Instructions to follow:
Across the records below, how many lines include the string "JSON"? Respond with the number only.

Records for the task:

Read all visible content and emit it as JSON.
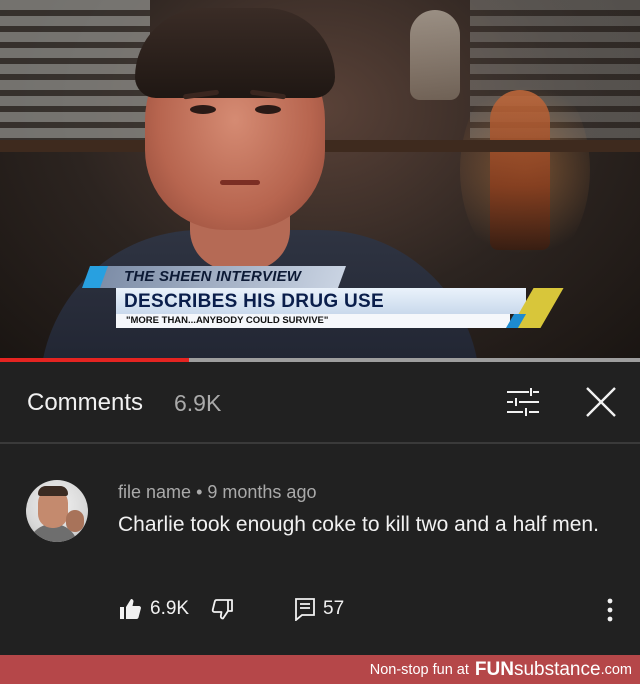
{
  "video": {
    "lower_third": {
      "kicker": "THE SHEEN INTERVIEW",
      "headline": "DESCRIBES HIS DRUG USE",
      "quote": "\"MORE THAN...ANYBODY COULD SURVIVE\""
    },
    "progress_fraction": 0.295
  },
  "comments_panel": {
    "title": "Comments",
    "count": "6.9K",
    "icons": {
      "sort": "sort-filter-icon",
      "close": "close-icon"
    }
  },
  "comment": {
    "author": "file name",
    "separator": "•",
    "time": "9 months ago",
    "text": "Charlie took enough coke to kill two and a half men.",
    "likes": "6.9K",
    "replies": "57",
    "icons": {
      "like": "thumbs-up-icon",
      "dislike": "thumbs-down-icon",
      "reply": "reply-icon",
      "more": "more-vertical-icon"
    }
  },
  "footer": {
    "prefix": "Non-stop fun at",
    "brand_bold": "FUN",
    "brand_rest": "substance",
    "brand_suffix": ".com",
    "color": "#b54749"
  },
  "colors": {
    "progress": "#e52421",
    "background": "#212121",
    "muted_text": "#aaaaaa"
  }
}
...
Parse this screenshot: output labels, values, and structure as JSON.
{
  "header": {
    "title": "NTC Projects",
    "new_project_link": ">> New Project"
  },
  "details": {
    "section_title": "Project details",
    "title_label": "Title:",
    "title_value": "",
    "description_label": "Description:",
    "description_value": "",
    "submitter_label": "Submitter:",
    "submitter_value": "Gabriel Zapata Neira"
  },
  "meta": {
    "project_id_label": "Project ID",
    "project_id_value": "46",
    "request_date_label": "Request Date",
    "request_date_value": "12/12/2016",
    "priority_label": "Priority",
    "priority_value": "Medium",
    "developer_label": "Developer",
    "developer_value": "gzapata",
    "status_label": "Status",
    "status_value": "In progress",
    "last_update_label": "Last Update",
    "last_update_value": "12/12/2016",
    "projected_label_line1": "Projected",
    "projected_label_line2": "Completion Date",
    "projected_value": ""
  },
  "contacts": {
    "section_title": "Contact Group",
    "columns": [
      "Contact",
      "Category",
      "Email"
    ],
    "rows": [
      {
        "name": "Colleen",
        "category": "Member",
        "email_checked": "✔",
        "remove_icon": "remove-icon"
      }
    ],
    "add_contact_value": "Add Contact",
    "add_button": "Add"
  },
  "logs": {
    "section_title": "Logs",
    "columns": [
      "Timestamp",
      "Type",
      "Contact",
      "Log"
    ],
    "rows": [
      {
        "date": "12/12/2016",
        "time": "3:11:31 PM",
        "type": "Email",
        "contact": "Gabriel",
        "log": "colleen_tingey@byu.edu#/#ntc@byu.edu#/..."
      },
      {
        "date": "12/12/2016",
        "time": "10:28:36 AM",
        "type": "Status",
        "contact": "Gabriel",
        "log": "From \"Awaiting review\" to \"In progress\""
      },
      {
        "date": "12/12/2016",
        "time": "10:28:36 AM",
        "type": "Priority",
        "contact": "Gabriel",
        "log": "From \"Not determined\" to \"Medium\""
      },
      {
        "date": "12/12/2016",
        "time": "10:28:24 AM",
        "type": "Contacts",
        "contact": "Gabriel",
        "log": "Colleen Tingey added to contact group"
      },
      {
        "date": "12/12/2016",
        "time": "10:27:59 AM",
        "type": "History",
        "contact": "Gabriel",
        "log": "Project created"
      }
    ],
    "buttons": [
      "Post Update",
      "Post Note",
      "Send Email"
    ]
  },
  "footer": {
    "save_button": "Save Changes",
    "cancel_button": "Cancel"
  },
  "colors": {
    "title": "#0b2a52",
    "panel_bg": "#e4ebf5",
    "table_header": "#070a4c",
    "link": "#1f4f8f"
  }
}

Answer box:
2